Poll: multiple Twitter accounts for service updates?

Yesterday we told you how to sign up for text message service alerts from Metro’s Twitter account @MetroLAalerts.

Commenter B. Kuo brought up an idea – something that some at Metro have been kicking around for a while – suggesting that Metro should have multiple service alert Twitter accounts so that riders can choose to follow only the lines that matter to them. It’s a good idea, especially if you’ve hooked your phone up to Twitter – you probably don’t care to be text messaged regarding a line you don’t ride.

A few transit agencies do this very thing – locally there’s Metrolink which has unique Twitter accounts for each of its seven commuter lines. On a larger scale there’s the Chicago Transit Authority (CTA). They have Twitter accounts for each rail line (eight in total) and one catch-all account for CTA buses. Metro would probably do something similar to this.

The @CTAtweet account, from a third party, consolidates all of CTA’s various Twitter accounts into one account. One thing to note: despite the size of the CTA’s system, their Twitter accounts have a very small number of followers, and the bus alerts Twitter hasn’t been updated since July 6th.

Do you think Metro should offer multiple service alert Twitter accounts? Would you actually use them? Keep in mind that Metro’s Twitter initiative is still a work in progress – and most Twitter updates are handled by a Metro planner who’s passionate about improving the experience for riders but might not have to time to manage updating multiple accounts.

Take the poll and share your thoughts in the comments.

4 replies

  1. It seems as though having a single account for various lines could get a little cumbersome; I can forsee a logistical nightmare for the person responsible for updating Metro riders.

    Why not create a rail account and bus account and use hashtags for the separate lines (e.g., #MBL or #4 for the Blue Line and bus line 4, respectively)? That way, at least, people with phone apps such as TweetDeck can follow the lines they want. (I realize this is also flawed being that Twitter itself doesn’t allow you to follow hashtags per se.)

    I agree with Elvi on her solution but I can see that costing Metro a lot, too.

  2. Well, since Twitter is free, and it would be presumably the same person updating it, whether there are 2 or 20, I don’t see the harm.

    Maybe Metro could also experiment with creating regional twitter accounts, eg. one for alerts/detours in the Valley, one for Downtown, etc.

  3. Cost-effectiveness doesn’t seem to be a problem as it’s practically free to do the notifications via Twitter/SMS. However, it seems if the goal is to have an effective SMS notification program via Twitter, then it may require a full-time staffer. If personnel cost is a concern, then perhaps an intern should be considered.

    Dedicated Twitter accounts for each line would be awesome for a patron, but a drag for Metro staff to update, I would imagine. As a pilot programme, starting off with the rail lines would be a good place to start. Nice and manageable.

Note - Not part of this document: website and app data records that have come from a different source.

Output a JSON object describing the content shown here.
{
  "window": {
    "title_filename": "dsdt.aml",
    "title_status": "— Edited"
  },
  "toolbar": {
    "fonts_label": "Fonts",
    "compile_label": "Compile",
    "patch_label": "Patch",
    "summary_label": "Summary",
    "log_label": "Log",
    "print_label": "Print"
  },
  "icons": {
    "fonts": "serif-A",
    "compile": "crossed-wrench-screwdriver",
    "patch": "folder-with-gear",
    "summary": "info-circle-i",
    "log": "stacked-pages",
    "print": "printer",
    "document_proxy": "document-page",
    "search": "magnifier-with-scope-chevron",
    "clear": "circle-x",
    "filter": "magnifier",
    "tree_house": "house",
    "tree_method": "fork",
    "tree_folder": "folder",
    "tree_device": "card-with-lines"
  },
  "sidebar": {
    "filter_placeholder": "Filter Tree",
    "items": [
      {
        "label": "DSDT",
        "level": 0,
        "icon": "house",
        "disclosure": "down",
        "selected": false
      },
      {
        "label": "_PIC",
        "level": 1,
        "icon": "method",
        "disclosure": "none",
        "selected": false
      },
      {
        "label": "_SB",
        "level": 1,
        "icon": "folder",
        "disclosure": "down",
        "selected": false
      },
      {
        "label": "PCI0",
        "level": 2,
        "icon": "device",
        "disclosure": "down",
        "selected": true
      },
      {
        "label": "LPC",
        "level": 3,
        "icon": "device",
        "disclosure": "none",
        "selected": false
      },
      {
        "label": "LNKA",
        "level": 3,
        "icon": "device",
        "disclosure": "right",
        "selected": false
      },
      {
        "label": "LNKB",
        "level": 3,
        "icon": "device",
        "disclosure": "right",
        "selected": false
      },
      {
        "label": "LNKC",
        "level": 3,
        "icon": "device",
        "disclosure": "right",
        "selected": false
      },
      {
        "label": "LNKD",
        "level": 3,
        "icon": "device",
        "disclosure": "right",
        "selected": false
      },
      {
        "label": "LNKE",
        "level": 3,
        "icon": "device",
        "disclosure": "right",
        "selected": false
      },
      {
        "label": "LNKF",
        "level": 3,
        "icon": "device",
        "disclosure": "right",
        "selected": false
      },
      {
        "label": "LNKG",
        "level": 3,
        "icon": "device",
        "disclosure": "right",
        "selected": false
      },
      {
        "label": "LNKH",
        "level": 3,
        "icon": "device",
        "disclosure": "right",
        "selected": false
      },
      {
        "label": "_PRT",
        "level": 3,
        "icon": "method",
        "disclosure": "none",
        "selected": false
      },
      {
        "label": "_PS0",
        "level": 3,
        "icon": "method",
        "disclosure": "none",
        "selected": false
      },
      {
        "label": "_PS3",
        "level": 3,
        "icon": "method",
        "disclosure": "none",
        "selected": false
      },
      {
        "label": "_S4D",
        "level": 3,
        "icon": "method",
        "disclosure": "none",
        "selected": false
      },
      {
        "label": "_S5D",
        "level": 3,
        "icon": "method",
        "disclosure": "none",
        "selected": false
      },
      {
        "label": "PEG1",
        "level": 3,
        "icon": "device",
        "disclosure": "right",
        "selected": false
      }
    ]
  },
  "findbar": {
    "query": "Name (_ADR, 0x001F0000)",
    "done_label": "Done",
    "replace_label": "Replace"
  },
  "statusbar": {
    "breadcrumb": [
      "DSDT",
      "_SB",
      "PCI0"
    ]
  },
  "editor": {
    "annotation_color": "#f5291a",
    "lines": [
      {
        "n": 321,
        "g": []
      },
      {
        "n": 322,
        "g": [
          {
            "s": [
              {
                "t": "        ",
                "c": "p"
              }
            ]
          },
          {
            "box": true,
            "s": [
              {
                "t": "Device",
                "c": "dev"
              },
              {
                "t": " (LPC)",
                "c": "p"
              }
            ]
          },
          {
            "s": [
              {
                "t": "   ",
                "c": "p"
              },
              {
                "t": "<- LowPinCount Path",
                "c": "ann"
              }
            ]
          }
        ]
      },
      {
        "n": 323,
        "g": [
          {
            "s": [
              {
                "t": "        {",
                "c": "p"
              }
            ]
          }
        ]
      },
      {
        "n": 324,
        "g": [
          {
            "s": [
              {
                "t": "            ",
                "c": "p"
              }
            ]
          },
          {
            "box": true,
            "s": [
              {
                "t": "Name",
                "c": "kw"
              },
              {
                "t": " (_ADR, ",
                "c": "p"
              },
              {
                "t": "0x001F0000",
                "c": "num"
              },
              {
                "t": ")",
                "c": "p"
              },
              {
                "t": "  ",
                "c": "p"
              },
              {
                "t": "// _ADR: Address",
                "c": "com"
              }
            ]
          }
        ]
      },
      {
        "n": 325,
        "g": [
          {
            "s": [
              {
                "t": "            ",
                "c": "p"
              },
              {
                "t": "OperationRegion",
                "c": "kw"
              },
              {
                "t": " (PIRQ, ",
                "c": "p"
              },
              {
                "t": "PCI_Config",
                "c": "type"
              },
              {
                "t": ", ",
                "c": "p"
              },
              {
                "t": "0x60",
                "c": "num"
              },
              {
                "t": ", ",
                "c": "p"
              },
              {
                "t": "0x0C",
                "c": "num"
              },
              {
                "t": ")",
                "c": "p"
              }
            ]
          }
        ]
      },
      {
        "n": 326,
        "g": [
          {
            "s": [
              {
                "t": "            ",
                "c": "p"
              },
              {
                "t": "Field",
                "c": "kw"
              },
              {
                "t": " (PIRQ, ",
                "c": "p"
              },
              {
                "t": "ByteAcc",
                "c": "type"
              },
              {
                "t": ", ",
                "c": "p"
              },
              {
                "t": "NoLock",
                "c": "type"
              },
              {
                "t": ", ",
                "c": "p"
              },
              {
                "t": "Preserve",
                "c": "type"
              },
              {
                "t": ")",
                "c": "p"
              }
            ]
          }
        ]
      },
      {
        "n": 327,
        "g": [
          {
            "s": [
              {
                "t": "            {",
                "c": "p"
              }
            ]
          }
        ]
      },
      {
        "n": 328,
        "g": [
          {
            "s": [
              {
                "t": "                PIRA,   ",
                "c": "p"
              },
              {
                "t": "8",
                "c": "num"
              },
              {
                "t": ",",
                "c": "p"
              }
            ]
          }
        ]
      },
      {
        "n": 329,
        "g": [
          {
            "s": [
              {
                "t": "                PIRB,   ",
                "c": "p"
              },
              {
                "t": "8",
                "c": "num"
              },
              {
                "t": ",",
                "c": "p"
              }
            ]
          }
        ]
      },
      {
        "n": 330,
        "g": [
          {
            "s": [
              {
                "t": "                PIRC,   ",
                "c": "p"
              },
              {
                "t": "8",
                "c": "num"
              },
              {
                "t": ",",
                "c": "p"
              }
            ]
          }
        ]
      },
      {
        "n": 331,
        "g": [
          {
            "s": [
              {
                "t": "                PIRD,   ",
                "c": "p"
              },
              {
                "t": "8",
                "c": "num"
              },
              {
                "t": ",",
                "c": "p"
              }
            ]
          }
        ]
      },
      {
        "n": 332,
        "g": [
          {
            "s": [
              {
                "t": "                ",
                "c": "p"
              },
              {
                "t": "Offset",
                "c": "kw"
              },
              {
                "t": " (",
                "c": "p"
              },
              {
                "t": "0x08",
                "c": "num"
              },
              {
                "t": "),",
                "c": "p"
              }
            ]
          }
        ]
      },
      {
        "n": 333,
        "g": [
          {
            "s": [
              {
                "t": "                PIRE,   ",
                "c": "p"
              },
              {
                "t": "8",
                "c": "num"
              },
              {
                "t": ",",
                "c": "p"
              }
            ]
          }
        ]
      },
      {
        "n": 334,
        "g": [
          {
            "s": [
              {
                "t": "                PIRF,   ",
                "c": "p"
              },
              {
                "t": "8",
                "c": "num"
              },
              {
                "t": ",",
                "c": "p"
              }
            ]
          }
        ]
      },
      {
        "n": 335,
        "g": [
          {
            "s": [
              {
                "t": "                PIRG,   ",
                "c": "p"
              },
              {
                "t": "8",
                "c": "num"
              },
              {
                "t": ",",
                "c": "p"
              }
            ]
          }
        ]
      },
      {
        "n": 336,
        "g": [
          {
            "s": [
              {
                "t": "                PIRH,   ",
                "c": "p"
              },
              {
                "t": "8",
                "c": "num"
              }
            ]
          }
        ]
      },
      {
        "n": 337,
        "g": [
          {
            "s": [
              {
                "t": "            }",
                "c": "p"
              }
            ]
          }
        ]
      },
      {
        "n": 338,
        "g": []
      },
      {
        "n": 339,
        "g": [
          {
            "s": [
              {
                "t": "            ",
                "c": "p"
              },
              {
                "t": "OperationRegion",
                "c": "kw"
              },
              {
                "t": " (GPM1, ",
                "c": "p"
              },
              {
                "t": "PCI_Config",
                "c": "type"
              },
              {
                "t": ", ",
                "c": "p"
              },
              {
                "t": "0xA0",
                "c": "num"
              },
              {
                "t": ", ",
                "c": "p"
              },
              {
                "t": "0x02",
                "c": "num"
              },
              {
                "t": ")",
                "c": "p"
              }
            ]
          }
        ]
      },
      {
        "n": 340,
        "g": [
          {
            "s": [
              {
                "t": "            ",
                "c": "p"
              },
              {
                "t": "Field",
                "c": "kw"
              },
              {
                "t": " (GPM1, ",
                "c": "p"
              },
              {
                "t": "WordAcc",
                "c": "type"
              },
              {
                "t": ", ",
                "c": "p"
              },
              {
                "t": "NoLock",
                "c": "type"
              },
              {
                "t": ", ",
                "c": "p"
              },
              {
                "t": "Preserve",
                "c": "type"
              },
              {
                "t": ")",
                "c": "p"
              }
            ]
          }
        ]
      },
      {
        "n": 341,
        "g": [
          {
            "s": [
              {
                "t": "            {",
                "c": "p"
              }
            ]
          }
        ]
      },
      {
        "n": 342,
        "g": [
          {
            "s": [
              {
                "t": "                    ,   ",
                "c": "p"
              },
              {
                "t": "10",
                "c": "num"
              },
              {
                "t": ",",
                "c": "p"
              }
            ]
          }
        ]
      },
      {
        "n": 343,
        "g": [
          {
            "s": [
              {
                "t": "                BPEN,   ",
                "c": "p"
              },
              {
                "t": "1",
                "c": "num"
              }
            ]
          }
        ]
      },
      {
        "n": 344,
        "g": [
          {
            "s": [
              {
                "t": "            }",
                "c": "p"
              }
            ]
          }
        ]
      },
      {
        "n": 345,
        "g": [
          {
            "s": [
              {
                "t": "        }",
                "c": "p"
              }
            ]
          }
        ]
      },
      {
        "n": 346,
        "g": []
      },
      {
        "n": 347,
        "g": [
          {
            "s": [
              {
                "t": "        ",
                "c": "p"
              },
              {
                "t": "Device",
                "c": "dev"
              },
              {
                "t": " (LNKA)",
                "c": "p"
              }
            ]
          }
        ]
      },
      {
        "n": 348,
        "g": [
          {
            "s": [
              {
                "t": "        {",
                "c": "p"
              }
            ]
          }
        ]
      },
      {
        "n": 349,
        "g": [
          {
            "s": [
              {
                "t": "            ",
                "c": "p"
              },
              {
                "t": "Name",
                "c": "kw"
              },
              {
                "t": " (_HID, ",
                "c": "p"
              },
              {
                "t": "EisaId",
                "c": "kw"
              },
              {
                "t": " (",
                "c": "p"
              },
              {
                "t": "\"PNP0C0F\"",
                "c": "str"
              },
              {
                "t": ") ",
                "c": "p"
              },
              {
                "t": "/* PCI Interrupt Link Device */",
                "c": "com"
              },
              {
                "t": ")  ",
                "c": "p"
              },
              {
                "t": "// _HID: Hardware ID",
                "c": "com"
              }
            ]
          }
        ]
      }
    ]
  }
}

    SMS-direct notification (without having to use a third-party system, i.e. Twitter) seems like a better choice only if Metro had a dedicated subscription service. That way a patron can SMS the server requesting only the routes/lines they’re interested.

    Here’s an example:
    Step 1: Text message “GO” to 63876 (METRO) to begin subscription.
    Step 2: To follow a specific line text “ADD BUS [insert number here]” or “ADD LINE [insert rail colour here]”

    I will now submit my application for intern. 😛

  4. Duh!

    Yes, each line needs its own Twitter account. Why hasn’t this occurred yet?

    I use twitter, but stopped following metroalerts because I received too too many messages. I am only interested in MY line… and not a bus line or a rail line that I don’t use.

    But, I understand if you choose not to have different twitter accounts for each line. I mean, not THAT many people follow in any respectable number that is comparable to ridership. So, is doing this even cost effective? Is it unfair to non-twitter followers that their taxpayer dollars are going toward supporting this… mmm… fad.